Gov. Phil Batt is preparing legislation to tighten up Idaho’s lottery law to make it clear that video gambling machines are illegal.
The change is aimed squarely at Idaho tribes, which have argued that the lottery law indirectly allows reservation casinos to operate video machines, which are similar to slot machines. Such machines operate at the Kootenai River Inn near Bonners Ferry and the Coeur d’Alene Tribal Bingo Casino at Worley.
The tribes claim the machines fall into the same category as games allowed by the state lottery law.

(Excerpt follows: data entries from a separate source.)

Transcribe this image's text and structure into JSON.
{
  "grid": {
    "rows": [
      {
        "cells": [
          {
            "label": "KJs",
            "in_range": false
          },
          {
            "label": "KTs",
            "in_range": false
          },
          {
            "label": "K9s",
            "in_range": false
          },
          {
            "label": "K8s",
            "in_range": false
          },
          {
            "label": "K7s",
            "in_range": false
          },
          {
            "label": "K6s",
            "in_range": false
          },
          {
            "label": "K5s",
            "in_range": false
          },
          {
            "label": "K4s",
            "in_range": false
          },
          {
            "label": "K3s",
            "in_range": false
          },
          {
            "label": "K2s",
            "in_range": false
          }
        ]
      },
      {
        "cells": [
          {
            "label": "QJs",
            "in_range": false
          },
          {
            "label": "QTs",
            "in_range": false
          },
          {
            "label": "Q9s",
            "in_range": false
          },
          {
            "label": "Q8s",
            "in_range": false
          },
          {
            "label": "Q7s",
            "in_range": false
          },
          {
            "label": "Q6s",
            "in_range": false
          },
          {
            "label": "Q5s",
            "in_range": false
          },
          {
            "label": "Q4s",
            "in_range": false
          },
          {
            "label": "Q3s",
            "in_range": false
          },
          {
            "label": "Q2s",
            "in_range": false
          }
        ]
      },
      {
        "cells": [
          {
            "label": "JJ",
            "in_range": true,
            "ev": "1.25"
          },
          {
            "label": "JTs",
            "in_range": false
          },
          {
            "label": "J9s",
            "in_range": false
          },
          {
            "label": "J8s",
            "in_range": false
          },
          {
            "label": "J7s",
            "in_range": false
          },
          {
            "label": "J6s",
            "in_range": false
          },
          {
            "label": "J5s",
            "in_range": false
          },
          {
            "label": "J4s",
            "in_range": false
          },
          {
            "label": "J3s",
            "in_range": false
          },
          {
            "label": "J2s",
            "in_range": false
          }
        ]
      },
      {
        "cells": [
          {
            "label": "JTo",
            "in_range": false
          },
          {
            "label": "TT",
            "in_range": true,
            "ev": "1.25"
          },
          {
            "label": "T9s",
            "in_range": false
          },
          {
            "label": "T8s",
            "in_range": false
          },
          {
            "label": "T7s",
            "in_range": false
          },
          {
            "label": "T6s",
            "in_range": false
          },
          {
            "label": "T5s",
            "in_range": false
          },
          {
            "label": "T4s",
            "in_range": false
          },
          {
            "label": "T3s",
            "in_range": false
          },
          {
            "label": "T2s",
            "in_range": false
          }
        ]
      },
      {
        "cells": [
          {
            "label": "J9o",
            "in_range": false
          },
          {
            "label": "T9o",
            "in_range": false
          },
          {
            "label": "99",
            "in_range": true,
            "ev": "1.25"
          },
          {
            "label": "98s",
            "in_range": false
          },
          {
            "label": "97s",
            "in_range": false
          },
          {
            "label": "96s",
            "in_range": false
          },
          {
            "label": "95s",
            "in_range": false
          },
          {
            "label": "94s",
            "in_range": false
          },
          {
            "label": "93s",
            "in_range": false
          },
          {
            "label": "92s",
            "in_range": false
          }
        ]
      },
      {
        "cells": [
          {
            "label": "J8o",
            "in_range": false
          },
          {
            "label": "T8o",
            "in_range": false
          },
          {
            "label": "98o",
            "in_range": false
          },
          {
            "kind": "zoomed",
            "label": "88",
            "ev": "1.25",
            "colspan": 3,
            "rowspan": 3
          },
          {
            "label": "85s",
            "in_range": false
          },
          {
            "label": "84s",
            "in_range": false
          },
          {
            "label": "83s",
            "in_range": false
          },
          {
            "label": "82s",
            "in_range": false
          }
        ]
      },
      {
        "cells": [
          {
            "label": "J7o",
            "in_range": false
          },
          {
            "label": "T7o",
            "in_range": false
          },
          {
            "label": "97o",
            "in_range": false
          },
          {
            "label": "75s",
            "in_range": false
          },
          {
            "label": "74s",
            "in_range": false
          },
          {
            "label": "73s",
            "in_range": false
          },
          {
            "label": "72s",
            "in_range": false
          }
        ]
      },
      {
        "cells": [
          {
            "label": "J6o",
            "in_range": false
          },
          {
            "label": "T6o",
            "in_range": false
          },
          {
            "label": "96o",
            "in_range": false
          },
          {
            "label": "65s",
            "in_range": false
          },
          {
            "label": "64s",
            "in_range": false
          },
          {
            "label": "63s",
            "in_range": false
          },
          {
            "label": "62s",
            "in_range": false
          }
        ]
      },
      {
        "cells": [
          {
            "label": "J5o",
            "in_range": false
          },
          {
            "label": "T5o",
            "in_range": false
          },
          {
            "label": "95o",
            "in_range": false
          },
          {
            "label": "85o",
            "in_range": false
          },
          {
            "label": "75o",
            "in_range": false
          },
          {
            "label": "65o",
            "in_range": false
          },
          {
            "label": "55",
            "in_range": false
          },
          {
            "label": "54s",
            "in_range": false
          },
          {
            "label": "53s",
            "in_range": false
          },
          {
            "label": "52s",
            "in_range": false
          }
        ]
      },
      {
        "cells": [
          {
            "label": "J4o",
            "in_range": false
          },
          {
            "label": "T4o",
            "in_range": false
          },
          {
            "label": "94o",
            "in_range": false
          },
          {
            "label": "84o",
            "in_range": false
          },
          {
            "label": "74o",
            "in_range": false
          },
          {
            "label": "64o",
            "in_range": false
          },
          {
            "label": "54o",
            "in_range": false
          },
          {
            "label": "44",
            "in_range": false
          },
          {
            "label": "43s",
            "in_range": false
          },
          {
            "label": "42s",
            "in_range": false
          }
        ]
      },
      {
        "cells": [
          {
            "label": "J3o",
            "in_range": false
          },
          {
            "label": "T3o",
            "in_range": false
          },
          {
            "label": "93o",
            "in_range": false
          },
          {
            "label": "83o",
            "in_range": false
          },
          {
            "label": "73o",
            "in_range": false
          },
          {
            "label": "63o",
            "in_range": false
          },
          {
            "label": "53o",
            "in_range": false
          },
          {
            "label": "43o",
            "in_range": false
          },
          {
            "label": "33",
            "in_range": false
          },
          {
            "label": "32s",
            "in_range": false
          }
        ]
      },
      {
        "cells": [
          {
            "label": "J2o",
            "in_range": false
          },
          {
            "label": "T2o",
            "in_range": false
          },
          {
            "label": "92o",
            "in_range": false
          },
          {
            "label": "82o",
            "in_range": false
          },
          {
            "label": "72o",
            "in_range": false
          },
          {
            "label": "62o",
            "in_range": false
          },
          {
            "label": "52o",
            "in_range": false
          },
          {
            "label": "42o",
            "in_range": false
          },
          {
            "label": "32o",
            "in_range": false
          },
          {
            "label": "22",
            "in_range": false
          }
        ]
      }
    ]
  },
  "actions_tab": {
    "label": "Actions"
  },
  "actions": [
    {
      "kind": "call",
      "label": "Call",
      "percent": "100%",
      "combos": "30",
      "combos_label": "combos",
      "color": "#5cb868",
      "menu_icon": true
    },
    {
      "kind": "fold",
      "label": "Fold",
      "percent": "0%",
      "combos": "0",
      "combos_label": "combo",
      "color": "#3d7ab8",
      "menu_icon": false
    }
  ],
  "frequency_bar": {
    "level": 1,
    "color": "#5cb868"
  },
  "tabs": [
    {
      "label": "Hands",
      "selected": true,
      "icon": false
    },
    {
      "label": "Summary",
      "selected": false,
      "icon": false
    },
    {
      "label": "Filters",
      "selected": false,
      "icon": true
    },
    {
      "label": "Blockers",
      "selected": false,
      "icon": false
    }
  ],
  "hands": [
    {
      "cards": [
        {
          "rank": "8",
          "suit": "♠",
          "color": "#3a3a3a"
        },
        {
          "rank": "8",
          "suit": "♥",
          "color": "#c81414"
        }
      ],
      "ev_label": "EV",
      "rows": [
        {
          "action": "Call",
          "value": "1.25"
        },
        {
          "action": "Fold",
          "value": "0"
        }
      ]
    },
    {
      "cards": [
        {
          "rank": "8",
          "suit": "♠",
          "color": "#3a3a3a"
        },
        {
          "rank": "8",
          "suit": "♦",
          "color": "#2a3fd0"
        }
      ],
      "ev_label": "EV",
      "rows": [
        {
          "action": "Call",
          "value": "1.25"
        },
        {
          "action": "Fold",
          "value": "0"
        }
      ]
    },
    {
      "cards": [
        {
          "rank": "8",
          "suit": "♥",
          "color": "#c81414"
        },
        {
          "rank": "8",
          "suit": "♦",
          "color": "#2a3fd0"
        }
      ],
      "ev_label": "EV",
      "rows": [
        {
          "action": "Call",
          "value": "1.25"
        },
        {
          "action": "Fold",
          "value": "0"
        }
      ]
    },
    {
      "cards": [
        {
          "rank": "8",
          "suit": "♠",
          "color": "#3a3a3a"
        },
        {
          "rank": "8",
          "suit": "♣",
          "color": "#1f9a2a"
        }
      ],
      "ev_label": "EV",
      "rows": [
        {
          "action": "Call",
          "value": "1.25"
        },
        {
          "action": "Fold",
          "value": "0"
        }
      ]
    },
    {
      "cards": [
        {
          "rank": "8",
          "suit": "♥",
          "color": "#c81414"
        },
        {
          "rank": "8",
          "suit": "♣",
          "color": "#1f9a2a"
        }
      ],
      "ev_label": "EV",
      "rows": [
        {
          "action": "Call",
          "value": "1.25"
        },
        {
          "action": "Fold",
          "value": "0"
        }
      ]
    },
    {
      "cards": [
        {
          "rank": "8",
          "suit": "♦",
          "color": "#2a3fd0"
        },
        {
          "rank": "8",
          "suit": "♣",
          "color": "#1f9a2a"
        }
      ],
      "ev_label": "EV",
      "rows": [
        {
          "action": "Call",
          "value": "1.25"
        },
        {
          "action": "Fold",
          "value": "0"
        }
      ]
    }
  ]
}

Under federal law, Indian tribes may offer any type of gambling that is legal elsewhere in the state.
Tribal leaders who met with Batt Wednesday morning were concerned about his proposal.
“We don’t see any reason for the bill,” said Marjorie Zarate, a Coeur d’Alene Tribal Council member. “We believe we’re operating legally.”
Representatives of the Coeur d’Alene, Kootenai and Shoshone-Bannock tribes “recognized that we were not going to agree (with Batt) on the gaming issue,” Zarate said. So they set the issue aside to spend their meeting discussing education, affordable housing, welfare reform and energy and fishery issues.
“The governor doesn’t believe that gambling is healthy,” said Batt’s spokesman, Frank Lockwood. “He’s concerned about the impact it has on society, and he doesn’t want to see it proliferate.”
Batt believes that only gambling that is allowed off the reservations should be allowed on them - “no more, no less,” Lockwood said. That would include lotteries and parimutuel betting on horse races, along with bingo and similar games. Thus, Batt supported the Coeur d’Alene Tribe’s plans for a national phone-in lottery.
Batt’s legislation, which could be introduced within the next week, adds specific language to the law that legalized the Idaho lottery. The new language forbids the lottery from offering “any form of casino gambling” and says it “shall not offer any video lottery or video pull-tab games or any similar electronic or electromechanical imitation or simulation of any form of gambling.”
David High, a deputy Idaho attorney general who is drafting the legislation, said, “The thought there was that there was never an intent that the lottery would engage in video gaming.
“This would clarify that they were not to do that. And indirectly, if the state was not doing that, the tribe should not be doing it either.”
Lockwood said Idahoans who voted to legalize a state lottery “did not envision video machines that look like slot machines and play like slot machines.
“They were voting to approve the lottery, not casinos,” he said.
Idaho voters in 1992 approved a constitutional amendment banning casino gambling.
Sen. Laird Noh, R-Kimberly, earlier had introduced a non-binding memorial calling on federal officials to crack down on reservation gambling that violates Idaho law or the Idaho Constitution.
Tribal leaders were somewhat offended by that measure. “We just thought it was unfounded,” Zarate said. “There was no real basis for it. We are not operating illegally.”
Noh said Wednesday that if the governor’s legislation takes care of the matter, he’d drop his memorial.
Batt wants to help tribes with economic development and other concerns, Lockwood said.
During Wednesday’s meeting, Batt agreed to appoint a tribal representative to the state’s Affordable Housing Commission. He also agreed to set up meetings between tribal officials and welfare officials to discuss the effects of welfare reform, and between tribal leaders and the state’s law enforcement chief to discuss law-enforcement issues.
“The governor wants to encourage economic opportunities for the tribes,” Lockwood said. “He’s worked hard to establish a good relationship with them, and so he’s open to ideas for how that can be accomplished.
“He’d just like to see them find a path to prosperity that doesn’t revolve entirely around gambling.”